Captain MacNamara sighs and relents. “You are correct Lieutenant, I apologize. Just meet me here and we’ll find Abe together.” She switches her screen off.
Isolde looks at the blank screen for a moment, then swipes her access card. With her new status, she easily accesses the cameras and runs a search for Abraham Standford, starting from the cafeteria where they were last all together. Jax is singing a power ballad in the background.
The security cameras are ubiquitous throughout the station, and provide unparalleled imagery of the events that happened.
Abraham, looking sad and forlorn, sings an obscure and slightly disturbing song.
Thomas Jackson turning and assaulting him viciously.
Thomas throwing the prone body of Abe out of the cafeteria.
Abraham’s body floating through the empty central corridor.
He seems to come to near one of the elevators, a complete wreck.
He drags himself onto the lift and activates it.
Abe exits the lift and painfully makes his way to the E.V.A quarters and then climbs into a suit.
He exits the station and spacewalks to the nuclear cannon machinery.
He enters the cannon via an access port and waits patiently as the cannon powers up and fires, disintegrating him instantly.
The blood flowing through Isolde Drarm turns to ice as Jax hits the high note in his song. She looks back to the auditorium and spots that the main doors are now open. Breathing heavily, her senses fully aware, she cautiously moves towards the elevator bank.
I am a writer. But I am now blocked.
I was writing a story. Chapter by chapter. Week by week. I have been unable to finish my work. I sometimes sit and stare at my unfinished work, mentally punishing myself for my inability to end the story.
The words are there. I cannot make them leave my mind and take their place on page.
I am depressed.
The depression is not the result of my not finishing the story I’ve written.
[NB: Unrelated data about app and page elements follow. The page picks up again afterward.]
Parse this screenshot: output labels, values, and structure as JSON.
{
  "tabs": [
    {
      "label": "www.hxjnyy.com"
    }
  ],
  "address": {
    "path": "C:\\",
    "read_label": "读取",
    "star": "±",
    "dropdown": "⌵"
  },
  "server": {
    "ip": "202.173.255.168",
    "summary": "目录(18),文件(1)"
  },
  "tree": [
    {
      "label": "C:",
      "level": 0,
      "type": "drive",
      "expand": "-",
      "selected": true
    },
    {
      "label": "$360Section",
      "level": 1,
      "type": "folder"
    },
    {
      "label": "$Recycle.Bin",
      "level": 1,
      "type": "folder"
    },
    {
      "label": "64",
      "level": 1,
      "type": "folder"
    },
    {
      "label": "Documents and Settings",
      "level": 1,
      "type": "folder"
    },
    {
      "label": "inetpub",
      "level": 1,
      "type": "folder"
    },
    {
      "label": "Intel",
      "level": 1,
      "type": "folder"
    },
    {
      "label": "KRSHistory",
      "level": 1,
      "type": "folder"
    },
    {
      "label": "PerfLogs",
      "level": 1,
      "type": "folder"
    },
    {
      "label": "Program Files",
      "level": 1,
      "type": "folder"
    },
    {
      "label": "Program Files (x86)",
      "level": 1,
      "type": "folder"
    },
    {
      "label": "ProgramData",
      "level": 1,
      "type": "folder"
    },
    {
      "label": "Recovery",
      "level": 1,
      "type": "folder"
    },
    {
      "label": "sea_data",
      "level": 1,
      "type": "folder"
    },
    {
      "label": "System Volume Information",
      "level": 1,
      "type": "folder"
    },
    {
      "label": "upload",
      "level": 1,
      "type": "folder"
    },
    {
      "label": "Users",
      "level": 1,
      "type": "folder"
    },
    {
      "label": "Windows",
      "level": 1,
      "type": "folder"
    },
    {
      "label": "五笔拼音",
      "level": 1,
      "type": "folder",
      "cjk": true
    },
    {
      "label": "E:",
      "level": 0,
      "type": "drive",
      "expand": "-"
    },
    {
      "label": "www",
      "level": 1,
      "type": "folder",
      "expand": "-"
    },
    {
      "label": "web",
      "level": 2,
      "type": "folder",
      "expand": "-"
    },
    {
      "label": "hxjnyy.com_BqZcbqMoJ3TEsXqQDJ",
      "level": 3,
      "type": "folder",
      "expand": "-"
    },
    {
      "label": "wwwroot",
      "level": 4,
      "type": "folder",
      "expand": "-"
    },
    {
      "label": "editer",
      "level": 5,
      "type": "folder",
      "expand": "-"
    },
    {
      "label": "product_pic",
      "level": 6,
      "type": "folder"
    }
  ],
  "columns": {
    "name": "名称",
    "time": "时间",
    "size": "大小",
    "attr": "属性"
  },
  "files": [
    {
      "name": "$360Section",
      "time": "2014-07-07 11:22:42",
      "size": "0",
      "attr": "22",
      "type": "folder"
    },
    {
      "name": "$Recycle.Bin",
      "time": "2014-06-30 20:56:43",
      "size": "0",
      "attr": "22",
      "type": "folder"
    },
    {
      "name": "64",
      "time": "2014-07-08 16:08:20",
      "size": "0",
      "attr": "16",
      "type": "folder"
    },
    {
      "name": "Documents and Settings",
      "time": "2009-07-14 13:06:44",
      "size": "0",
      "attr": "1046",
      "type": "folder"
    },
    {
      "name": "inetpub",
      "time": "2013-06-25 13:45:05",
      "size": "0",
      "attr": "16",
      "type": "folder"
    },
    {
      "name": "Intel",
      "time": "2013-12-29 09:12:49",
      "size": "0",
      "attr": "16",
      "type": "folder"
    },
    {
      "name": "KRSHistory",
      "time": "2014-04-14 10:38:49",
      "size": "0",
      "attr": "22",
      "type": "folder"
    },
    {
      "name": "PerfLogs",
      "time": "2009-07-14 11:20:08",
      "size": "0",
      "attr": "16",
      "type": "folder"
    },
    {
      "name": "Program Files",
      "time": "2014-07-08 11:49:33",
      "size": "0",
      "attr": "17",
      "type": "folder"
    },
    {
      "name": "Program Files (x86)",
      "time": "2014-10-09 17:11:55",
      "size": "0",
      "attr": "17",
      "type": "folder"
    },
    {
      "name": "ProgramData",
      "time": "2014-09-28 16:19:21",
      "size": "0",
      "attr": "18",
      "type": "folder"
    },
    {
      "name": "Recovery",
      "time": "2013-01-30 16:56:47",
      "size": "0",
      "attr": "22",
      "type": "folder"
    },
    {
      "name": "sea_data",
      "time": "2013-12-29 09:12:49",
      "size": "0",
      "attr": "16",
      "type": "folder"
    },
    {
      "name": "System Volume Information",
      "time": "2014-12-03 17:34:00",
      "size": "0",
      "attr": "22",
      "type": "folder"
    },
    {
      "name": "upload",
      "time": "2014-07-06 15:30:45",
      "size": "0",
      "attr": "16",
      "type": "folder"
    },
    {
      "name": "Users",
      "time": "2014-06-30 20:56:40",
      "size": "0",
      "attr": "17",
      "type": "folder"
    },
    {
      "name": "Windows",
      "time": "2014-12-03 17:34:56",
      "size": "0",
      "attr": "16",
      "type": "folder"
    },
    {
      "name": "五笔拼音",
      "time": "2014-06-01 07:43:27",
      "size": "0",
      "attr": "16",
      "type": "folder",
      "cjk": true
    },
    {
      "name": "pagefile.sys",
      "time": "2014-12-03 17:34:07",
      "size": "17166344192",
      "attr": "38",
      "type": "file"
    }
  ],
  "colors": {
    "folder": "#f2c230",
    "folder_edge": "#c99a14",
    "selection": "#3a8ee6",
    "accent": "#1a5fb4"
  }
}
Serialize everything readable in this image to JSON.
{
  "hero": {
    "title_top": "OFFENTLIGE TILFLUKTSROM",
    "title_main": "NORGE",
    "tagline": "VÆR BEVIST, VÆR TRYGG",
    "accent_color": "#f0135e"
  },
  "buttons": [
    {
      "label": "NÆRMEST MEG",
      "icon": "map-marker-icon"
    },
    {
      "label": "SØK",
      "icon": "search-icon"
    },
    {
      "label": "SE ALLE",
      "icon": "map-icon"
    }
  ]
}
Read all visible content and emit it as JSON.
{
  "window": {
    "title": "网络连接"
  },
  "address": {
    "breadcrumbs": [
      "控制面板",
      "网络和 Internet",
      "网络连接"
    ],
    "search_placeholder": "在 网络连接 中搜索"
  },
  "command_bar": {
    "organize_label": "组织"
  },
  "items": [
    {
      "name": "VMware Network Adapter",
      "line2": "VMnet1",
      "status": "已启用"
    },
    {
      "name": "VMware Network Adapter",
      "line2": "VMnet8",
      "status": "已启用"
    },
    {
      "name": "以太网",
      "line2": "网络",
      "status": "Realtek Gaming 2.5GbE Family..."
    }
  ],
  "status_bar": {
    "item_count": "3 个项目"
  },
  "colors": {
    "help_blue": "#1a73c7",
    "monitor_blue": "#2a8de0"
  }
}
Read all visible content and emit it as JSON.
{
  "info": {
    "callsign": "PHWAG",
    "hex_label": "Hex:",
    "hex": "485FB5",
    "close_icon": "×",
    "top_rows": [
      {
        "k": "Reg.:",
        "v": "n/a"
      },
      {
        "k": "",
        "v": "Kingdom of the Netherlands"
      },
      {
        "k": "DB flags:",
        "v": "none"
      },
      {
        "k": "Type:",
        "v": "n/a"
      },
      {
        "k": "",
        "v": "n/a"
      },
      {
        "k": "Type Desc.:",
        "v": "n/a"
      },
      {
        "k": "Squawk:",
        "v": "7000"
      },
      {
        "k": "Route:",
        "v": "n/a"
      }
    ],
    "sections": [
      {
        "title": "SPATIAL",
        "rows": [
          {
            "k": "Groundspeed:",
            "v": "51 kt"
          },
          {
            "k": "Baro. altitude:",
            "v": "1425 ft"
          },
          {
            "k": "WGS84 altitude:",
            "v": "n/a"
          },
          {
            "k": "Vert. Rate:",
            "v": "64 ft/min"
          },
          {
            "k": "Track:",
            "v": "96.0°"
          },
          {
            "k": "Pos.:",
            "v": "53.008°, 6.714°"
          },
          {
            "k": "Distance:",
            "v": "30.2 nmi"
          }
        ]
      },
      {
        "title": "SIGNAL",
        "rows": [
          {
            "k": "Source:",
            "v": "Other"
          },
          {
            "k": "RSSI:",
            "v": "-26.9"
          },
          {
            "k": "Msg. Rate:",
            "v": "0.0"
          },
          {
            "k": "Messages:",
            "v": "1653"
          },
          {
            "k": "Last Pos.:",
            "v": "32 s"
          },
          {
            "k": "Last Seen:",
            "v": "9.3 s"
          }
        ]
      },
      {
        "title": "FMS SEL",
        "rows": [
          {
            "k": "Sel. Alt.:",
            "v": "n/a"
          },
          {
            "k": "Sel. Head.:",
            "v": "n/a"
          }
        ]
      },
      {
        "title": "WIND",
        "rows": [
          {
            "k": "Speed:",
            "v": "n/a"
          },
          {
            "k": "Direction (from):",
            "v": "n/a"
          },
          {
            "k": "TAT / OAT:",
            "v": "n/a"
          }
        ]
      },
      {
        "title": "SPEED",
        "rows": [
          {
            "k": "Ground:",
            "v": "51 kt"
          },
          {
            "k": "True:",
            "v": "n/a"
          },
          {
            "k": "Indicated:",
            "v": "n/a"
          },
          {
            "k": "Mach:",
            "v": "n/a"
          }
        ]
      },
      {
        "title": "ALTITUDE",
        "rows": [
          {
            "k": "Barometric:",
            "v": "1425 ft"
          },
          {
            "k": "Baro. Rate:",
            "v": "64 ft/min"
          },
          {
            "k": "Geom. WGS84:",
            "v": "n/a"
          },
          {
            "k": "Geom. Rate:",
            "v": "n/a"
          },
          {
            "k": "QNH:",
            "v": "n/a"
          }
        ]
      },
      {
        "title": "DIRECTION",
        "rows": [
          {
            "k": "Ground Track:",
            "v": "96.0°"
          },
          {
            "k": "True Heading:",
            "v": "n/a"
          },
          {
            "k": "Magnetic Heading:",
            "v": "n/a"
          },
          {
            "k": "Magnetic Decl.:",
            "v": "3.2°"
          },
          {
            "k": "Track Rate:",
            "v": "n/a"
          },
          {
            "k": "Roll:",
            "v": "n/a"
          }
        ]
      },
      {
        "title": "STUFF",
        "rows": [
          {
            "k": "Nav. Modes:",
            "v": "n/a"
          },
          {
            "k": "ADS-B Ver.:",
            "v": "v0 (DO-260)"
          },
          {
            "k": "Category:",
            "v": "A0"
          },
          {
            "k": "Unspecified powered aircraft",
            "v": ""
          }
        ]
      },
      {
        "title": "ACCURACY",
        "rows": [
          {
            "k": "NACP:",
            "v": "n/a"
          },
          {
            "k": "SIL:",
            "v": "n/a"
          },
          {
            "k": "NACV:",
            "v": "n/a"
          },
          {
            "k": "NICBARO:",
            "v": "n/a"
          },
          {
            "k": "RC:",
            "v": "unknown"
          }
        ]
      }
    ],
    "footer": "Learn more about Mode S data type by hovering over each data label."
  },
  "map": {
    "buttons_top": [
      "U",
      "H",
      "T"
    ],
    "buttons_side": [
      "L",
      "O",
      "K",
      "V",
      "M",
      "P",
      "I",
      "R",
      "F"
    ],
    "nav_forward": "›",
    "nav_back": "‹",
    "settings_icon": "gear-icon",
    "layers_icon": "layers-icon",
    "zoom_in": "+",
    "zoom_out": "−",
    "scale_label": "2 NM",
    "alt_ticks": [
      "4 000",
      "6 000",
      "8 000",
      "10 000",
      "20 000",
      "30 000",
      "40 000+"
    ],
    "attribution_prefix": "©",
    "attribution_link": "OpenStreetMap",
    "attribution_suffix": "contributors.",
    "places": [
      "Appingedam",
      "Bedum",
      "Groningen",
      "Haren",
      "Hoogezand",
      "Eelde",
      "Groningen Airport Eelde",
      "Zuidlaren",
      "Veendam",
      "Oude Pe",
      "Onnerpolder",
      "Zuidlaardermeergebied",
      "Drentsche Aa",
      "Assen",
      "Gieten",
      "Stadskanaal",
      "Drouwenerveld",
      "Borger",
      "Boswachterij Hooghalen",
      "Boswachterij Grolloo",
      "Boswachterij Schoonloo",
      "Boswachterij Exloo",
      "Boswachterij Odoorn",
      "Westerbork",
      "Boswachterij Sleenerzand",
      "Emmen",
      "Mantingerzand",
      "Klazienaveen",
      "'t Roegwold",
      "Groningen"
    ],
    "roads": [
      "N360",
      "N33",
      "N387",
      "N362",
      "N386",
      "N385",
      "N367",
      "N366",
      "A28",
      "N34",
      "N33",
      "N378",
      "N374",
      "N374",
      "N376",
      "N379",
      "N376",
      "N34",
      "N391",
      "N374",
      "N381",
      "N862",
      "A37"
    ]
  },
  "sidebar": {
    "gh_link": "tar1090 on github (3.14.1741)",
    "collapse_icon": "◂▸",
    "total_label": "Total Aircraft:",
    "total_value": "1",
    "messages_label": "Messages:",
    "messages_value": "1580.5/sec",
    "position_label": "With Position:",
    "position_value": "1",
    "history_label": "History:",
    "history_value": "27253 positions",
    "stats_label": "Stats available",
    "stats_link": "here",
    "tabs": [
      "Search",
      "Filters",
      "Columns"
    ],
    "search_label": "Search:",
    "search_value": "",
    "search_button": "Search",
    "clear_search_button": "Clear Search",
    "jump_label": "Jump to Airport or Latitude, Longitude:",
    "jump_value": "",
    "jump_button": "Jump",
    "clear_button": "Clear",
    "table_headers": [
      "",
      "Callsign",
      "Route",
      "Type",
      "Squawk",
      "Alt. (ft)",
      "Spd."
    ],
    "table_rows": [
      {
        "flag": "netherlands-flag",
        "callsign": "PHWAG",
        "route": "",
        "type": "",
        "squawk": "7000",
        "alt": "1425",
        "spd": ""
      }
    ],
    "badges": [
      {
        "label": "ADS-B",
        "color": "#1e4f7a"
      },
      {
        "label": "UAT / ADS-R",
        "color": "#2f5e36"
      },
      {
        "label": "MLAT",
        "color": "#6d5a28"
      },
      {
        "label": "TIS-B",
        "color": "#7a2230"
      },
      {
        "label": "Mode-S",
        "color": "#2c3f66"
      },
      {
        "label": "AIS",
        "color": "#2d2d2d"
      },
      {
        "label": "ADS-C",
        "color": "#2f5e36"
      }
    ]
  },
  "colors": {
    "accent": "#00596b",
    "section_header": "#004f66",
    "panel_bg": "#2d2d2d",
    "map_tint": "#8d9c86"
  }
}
I suffer from depression. It has been a lifelong condition, it seems. My constant companion.
I grew up in a house filled with abuse. I was abused.
Was is the cause of my depression or would it have occurred regardless? My thoughts spiral along the path of self-doubt: the path that abuse sets before you. The thought pattern that abusers drive into you.
I have spent years fighting the grip of depression. I have sought help from counsellors and doctors. I am on medication. I daily wage a silent war to confront my darkest thoughts and challenge them, striving to change them into positive or at least, neutral thoughts.
After years of therapy and medication, I have come to the conclusion that I will never be rid of my constant companion. At best, AT BEST, I have learned enough techniques to keep the darkness at bay temporarily. Muted, but never eliminated.
Some days, it is a snicker behind my back, on others, a scream that drowns out all other thoughts.
Spending time with my friends helps immeasurably. With them I can laugh, and joke, and for a time, forget. Talking about it helps as well. I spent far too many years internalizing my suffering. Developing the strength to speak of my experiences has been liberating. Even writing these words down here has been helpful.
The wave of depression will break. The writing will continue. I will be myself again.
I am Ellis.